Dataset rows for apps and sites:
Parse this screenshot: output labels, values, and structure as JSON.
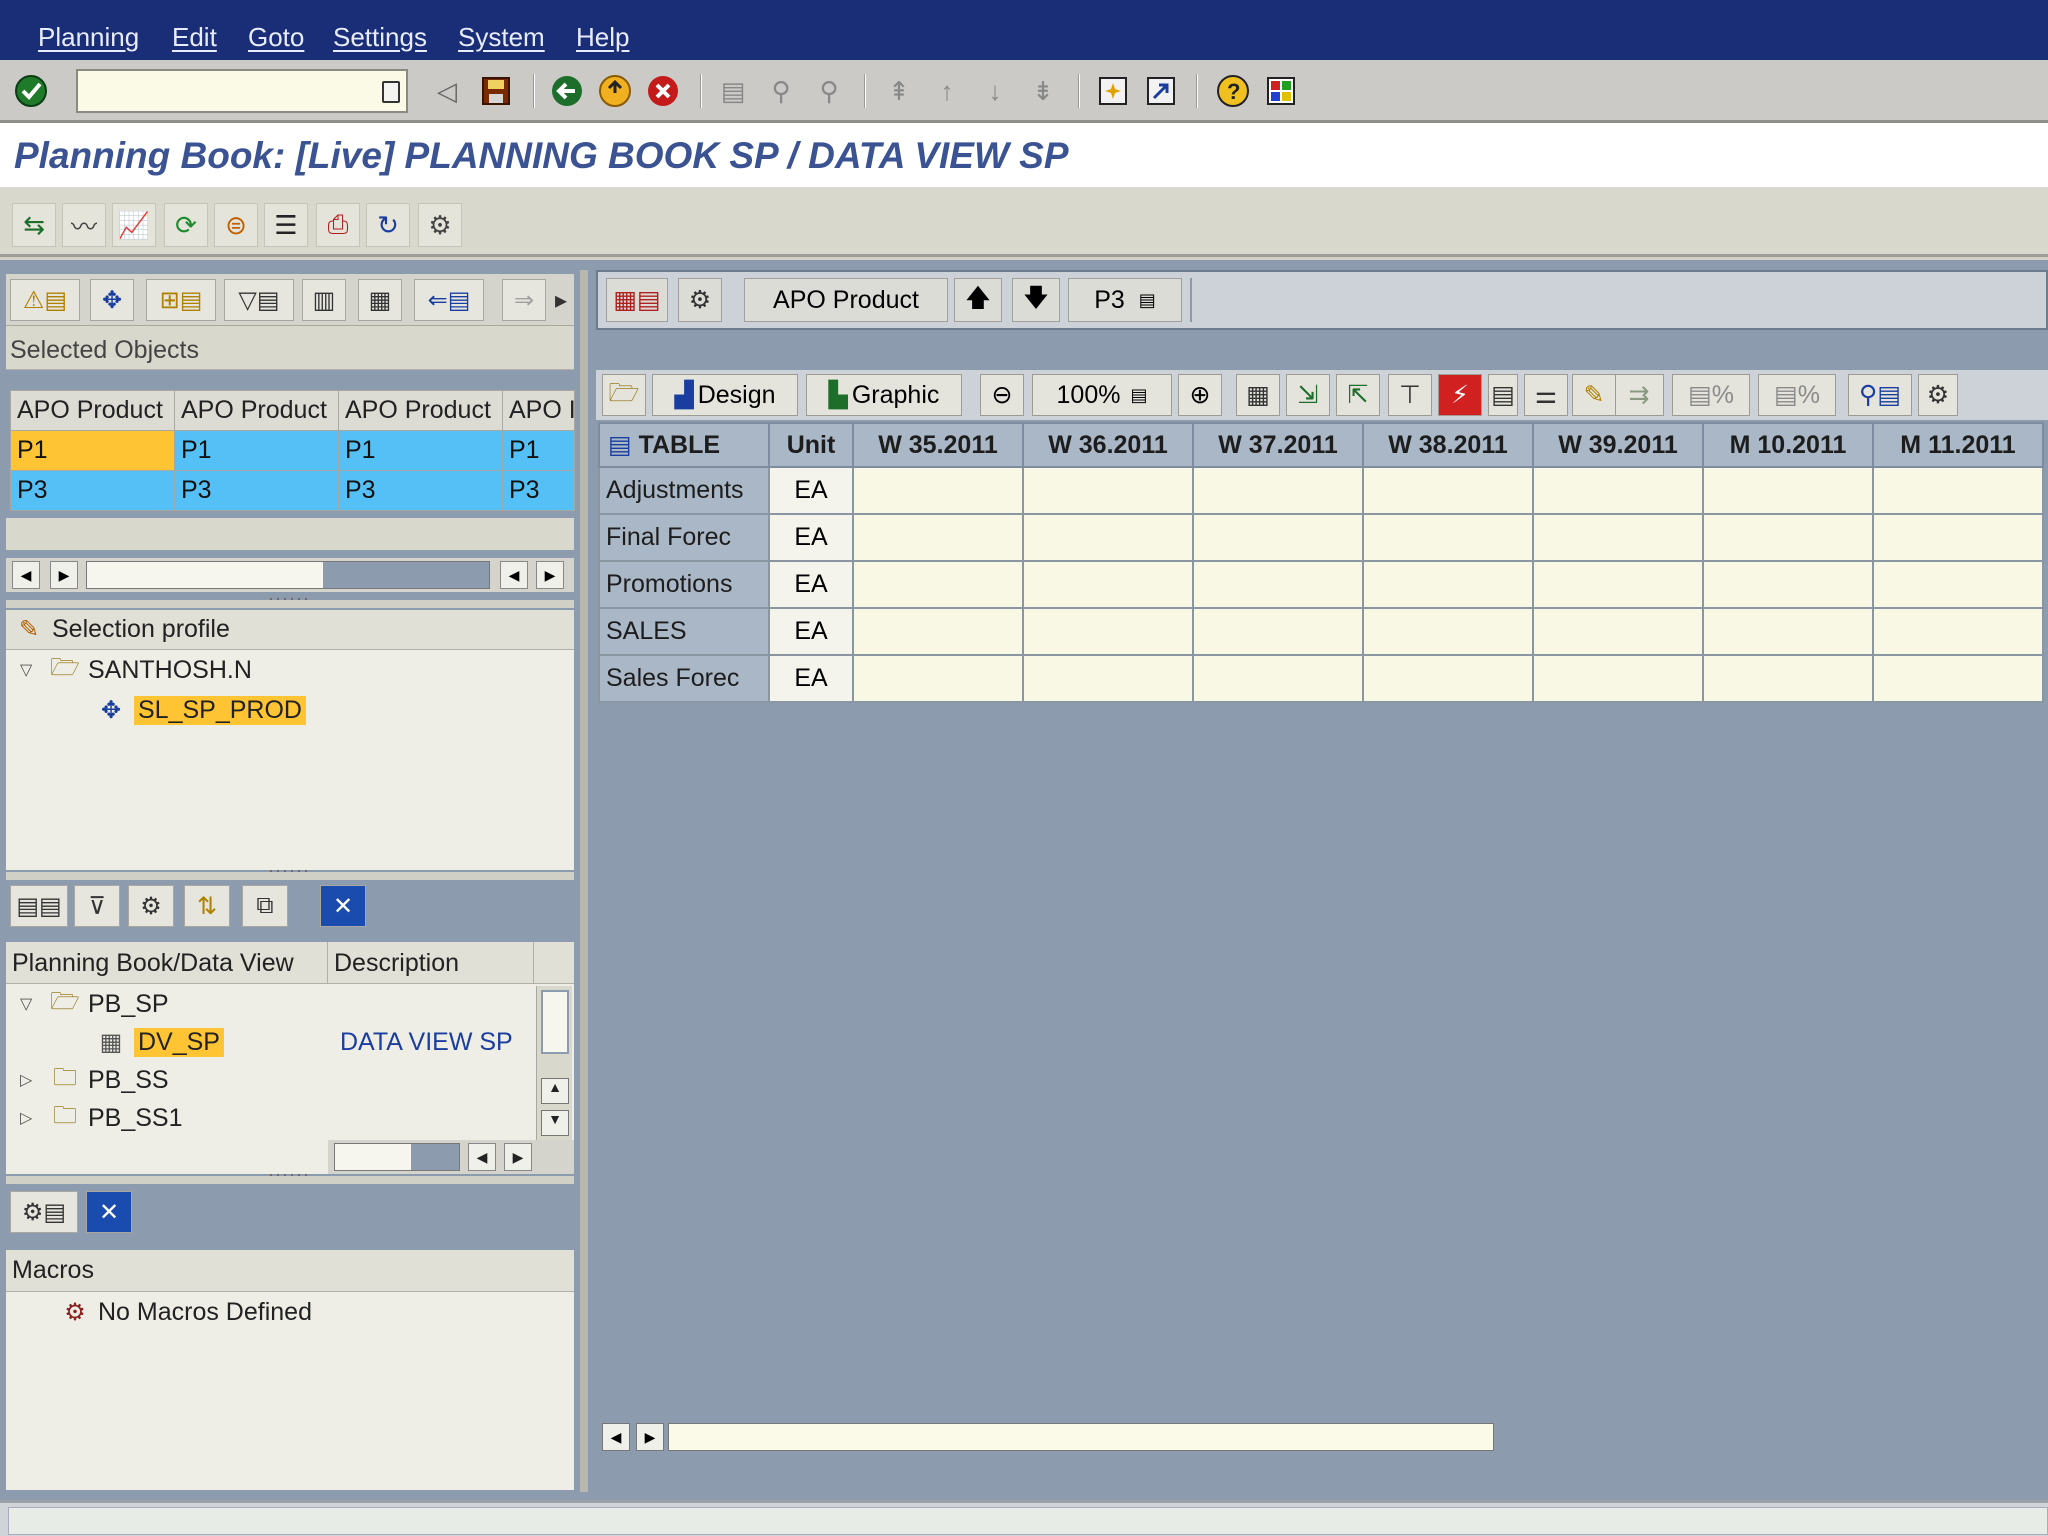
{
  "menu": [
    "Planning",
    "Edit",
    "Goto",
    "Settings",
    "System",
    "Help"
  ],
  "command_field": {
    "value": ""
  },
  "title": "Planning Book: [Live] PLANNING BOOK SP / DATA VIEW SP",
  "selected_objects": {
    "title": "Selected Objects",
    "columns": [
      "APO Product",
      "APO Product",
      "APO Product",
      "APO I"
    ],
    "rows": [
      [
        "P1",
        "P1",
        "P1",
        "P1"
      ],
      [
        "P3",
        "P3",
        "P3",
        "P3"
      ]
    ]
  },
  "selection_profile": {
    "title": "Selection profile",
    "user": "SANTHOSH.N",
    "profile": "SL_SP_PROD"
  },
  "planning_books": {
    "columns": [
      "Planning Book/Data View",
      "Description"
    ],
    "items": [
      {
        "name": "PB_SP",
        "desc": ""
      },
      {
        "name": "DV_SP",
        "desc": "DATA VIEW SP"
      },
      {
        "name": "PB_SS",
        "desc": ""
      },
      {
        "name": "PB_SS1",
        "desc": ""
      }
    ]
  },
  "macros": {
    "title": "Macros",
    "empty_text": "No Macros Defined"
  },
  "header_bar": {
    "characteristic": "APO Product",
    "value": "P3"
  },
  "grid_toolbar": {
    "design": "Design",
    "graphic": "Graphic",
    "zoom": "100%",
    "percent_a": "%",
    "percent_b": "%"
  },
  "grid": {
    "corner": "TABLE",
    "unit_header": "Unit",
    "periods": [
      "W 35.2011",
      "W 36.2011",
      "W 37.2011",
      "W 38.2011",
      "W 39.2011",
      "M 10.2011",
      "M 11.2011"
    ],
    "rows": [
      {
        "label": "Adjustments",
        "unit": "EA"
      },
      {
        "label": "Final Forec",
        "unit": "EA"
      },
      {
        "label": "Promotions",
        "unit": "EA"
      },
      {
        "label": "SALES",
        "unit": "EA"
      },
      {
        "label": "Sales Forec",
        "unit": "EA"
      }
    ]
  }
}
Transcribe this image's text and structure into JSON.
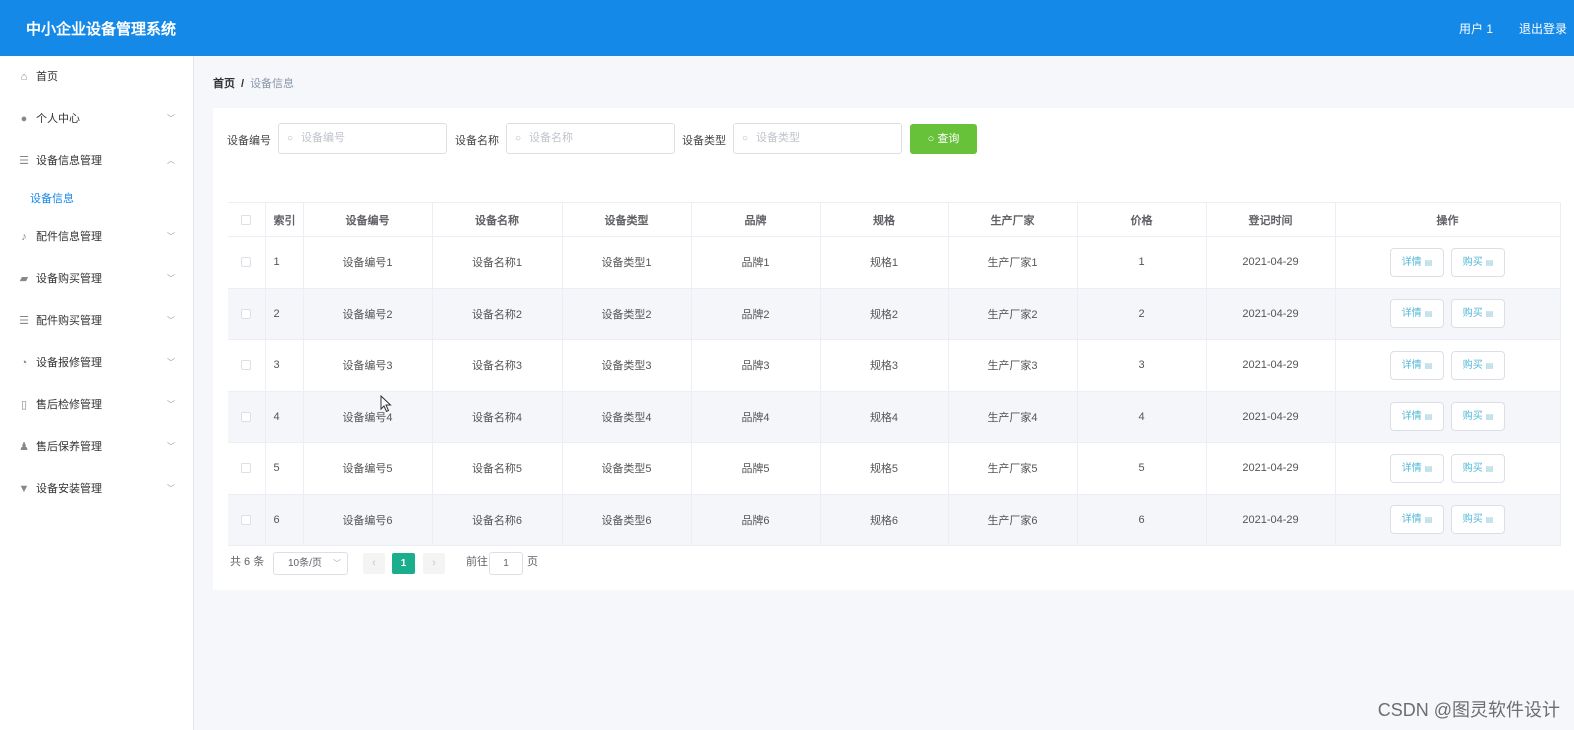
{
  "header": {
    "title": "中小企业设备管理系统",
    "user": "用户 1",
    "logout": "退出登录"
  },
  "sidebar": {
    "items": [
      {
        "label": "首页",
        "icon": "home-icon",
        "expandable": false
      },
      {
        "label": "个人中心",
        "icon": "user-icon",
        "expandable": true
      },
      {
        "label": "设备信息管理",
        "icon": "list-icon",
        "expandable": true,
        "expanded": true,
        "children": [
          "设备信息"
        ]
      },
      {
        "label": "配件信息管理",
        "icon": "mic-icon",
        "expandable": true
      },
      {
        "label": "设备购买管理",
        "icon": "chat-icon",
        "expandable": true
      },
      {
        "label": "配件购买管理",
        "icon": "list-icon",
        "expandable": true
      },
      {
        "label": "设备报修管理",
        "icon": "gauge-icon",
        "expandable": true
      },
      {
        "label": "售后检修管理",
        "icon": "phone-icon",
        "expandable": true
      },
      {
        "label": "售后保养管理",
        "icon": "person-icon",
        "expandable": true
      },
      {
        "label": "设备安装管理",
        "icon": "tools-icon",
        "expandable": true
      }
    ]
  },
  "breadcrumb": {
    "home": "首页",
    "separator": "/",
    "current": "设备信息"
  },
  "search": {
    "fields": [
      {
        "label": "设备编号",
        "placeholder": "设备编号"
      },
      {
        "label": "设备名称",
        "placeholder": "设备名称"
      },
      {
        "label": "设备类型",
        "placeholder": "设备类型"
      }
    ],
    "button": "查询"
  },
  "table": {
    "columns": [
      "索引",
      "设备编号",
      "设备名称",
      "设备类型",
      "品牌",
      "规格",
      "生产厂家",
      "价格",
      "登记时间",
      "操作"
    ],
    "rows": [
      [
        "1",
        "设备编号1",
        "设备名称1",
        "设备类型1",
        "品牌1",
        "规格1",
        "生产厂家1",
        "1",
        "2021-04-29"
      ],
      [
        "2",
        "设备编号2",
        "设备名称2",
        "设备类型2",
        "品牌2",
        "规格2",
        "生产厂家2",
        "2",
        "2021-04-29"
      ],
      [
        "3",
        "设备编号3",
        "设备名称3",
        "设备类型3",
        "品牌3",
        "规格3",
        "生产厂家3",
        "3",
        "2021-04-29"
      ],
      [
        "4",
        "设备编号4",
        "设备名称4",
        "设备类型4",
        "品牌4",
        "规格4",
        "生产厂家4",
        "4",
        "2021-04-29"
      ],
      [
        "5",
        "设备编号5",
        "设备名称5",
        "设备类型5",
        "品牌5",
        "规格5",
        "生产厂家5",
        "5",
        "2021-04-29"
      ],
      [
        "6",
        "设备编号6",
        "设备名称6",
        "设备类型6",
        "品牌6",
        "规格6",
        "生产厂家6",
        "6",
        "2021-04-29"
      ]
    ],
    "actions": [
      "详情",
      "购买"
    ]
  },
  "pagination": {
    "total": "共 6 条",
    "page_size": "10条/页",
    "current_page": "1",
    "goto_label": "前往",
    "goto_value": "1",
    "page_suffix": "页"
  },
  "watermark": "CSDN @图灵软件设计",
  "colors": {
    "header_bg": "#1589e8",
    "query_button": "#67c23a",
    "active_page": "#1aae8d",
    "active_menu_text": "#1589e8"
  }
}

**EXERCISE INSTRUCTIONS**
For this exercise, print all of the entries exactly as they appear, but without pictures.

**TASK ANSWER**
Parse this screenshot: output labels, values, and structure as JSON.
{
  "menu": [
    "Planning",
    "Edit",
    "Goto",
    "Settings",
    "System",
    "Help"
  ],
  "command_field": {
    "value": ""
  },
  "title": "Planning Book: [Live] PLANNING BOOK SP / DATA VIEW SP",
  "selected_objects": {
    "title": "Selected Objects",
    "columns": [
      "APO Product",
      "APO Product",
      "APO Product",
      "APO I"
    ],
    "rows": [
      [
        "P1",
        "P1",
        "P1",
        "P1"
      ],
      [
        "P3",
        "P3",
        "P3",
        "P3"
      ]
    ]
  },
  "selection_profile": {
    "title": "Selection profile",
    "user": "SANTHOSH.N",
    "profile": "SL_SP_PROD"
  },
  "planning_books": {
    "columns": [
      "Planning Book/Data View",
      "Description"
    ],
    "items": [
      {
        "name": "PB_SP",
        "desc": ""
      },
      {
        "name": "DV_SP",
        "desc": "DATA VIEW SP"
      },
      {
        "name": "PB_SS",
        "desc": ""
      },
      {
        "name": "PB_SS1",
        "desc": ""
      }
    ]
  },
  "macros": {
    "title": "Macros",
    "empty_text": "No Macros Defined"
  },
  "header_bar": {
    "characteristic": "APO Product",
    "value": "P3"
  },
  "grid_toolbar": {
    "design": "Design",
    "graphic": "Graphic",
    "zoom": "100%",
    "percent_a": "%",
    "percent_b": "%"
  },
  "grid": {
    "corner": "TABLE",
    "unit_header": "Unit",
    "periods": [
      "W 35.2011",
      "W 36.2011",
      "W 37.2011",
      "W 38.2011",
      "W 39.2011",
      "M 10.2011",
      "M 11.2011"
    ],
    "rows": [
      {
        "label": "Adjustments",
        "unit": "EA"
      },
      {
        "label": "Final Forec",
        "unit": "EA"
      },
      {
        "label": "Promotions",
        "unit": "EA"
      },
      {
        "label": "SALES",
        "unit": "EA"
      },
      {
        "label": "Sales Forec",
        "unit": "EA"
      }
    ]
  }
}
Transcribe this image's text and structure into JSON.
{
  "header": {
    "title": "中小企业设备管理系统",
    "user": "用户 1",
    "logout": "退出登录"
  },
  "sidebar": {
    "items": [
      {
        "label": "首页",
        "icon": "home-icon",
        "expandable": false
      },
      {
        "label": "个人中心",
        "icon": "user-icon",
        "expandable": true
      },
      {
        "label": "设备信息管理",
        "icon": "list-icon",
        "expandable": true,
        "expanded": true,
        "children": [
          "设备信息"
        ]
      },
      {
        "label": "配件信息管理",
        "icon": "mic-icon",
        "expandable": true
      },
      {
        "label": "设备购买管理",
        "icon": "chat-icon",
        "expandable": true
      },
      {
        "label": "配件购买管理",
        "icon": "list-icon",
        "expandable": true
      },
      {
        "label": "设备报修管理",
        "icon": "gauge-icon",
        "expandable": true
      },
      {
        "label": "售后检修管理",
        "icon": "phone-icon",
        "expandable": true
      },
      {
        "label": "售后保养管理",
        "icon": "person-icon",
        "expandable": true
      },
      {
        "label": "设备安装管理",
        "icon": "tools-icon",
        "expandable": true
      }
    ]
  },
  "breadcrumb": {
    "home": "首页",
    "separator": "/",
    "current": "设备信息"
  },
  "search": {
    "fields": [
      {
        "label": "设备编号",
        "placeholder": "设备编号"
      },
      {
        "label": "设备名称",
        "placeholder": "设备名称"
      },
      {
        "label": "设备类型",
        "placeholder": "设备类型"
      }
    ],
    "button": "查询"
  },
  "table": {
    "columns": [
      "索引",
      "设备编号",
      "设备名称",
      "设备类型",
      "品牌",
      "规格",
      "生产厂家",
      "价格",
      "登记时间",
      "操作"
    ],
    "rows": [
      [
        "1",
        "设备编号1",
        "设备名称1",
        "设备类型1",
        "品牌1",
        "规格1",
        "生产厂家1",
        "1",
        "2021-04-29"
      ],
      [
        "2",
        "设备编号2",
        "设备名称2",
        "设备类型2",
        "品牌2",
        "规格2",
        "生产厂家2",
        "2",
        "2021-04-29"
      ],
      [
        "3",
        "设备编号3",
        "设备名称3",
        "设备类型3",
        "品牌3",
        "规格3",
        "生产厂家3",
        "3",
        "2021-04-29"
      ],
      [
        "4",
        "设备编号4",
        "设备名称4",
        "设备类型4",
        "品牌4",
        "规格4",
        "生产厂家4",
        "4",
        "2021-04-29"
      ],
      [
        "5",
        "设备编号5",
        "设备名称5",
        "设备类型5",
        "品牌5",
        "规格5",
        "生产厂家5",
        "5",
        "2021-04-29"
      ],
      [
        "6",
        "设备编号6",
        "设备名称6",
        "设备类型6",
        "品牌6",
        "规格6",
        "生产厂家6",
        "6",
        "2021-04-29"
      ]
    ],
    "actions": [
      "详情",
      "购买"
    ]
  },
  "pagination": {
    "total": "共 6 条",
    "page_size": "10条/页",
    "current_page": "1",
    "goto_label": "前往",
    "goto_value": "1",
    "page_suffix": "页"
  },
  "watermark": "CSDN @图灵软件设计",
  "colors": {
    "header_bg": "#1589e8",
    "query_button": "#67c23a",
    "active_page": "#1aae8d",
    "active_menu_text": "#1589e8"
  }
}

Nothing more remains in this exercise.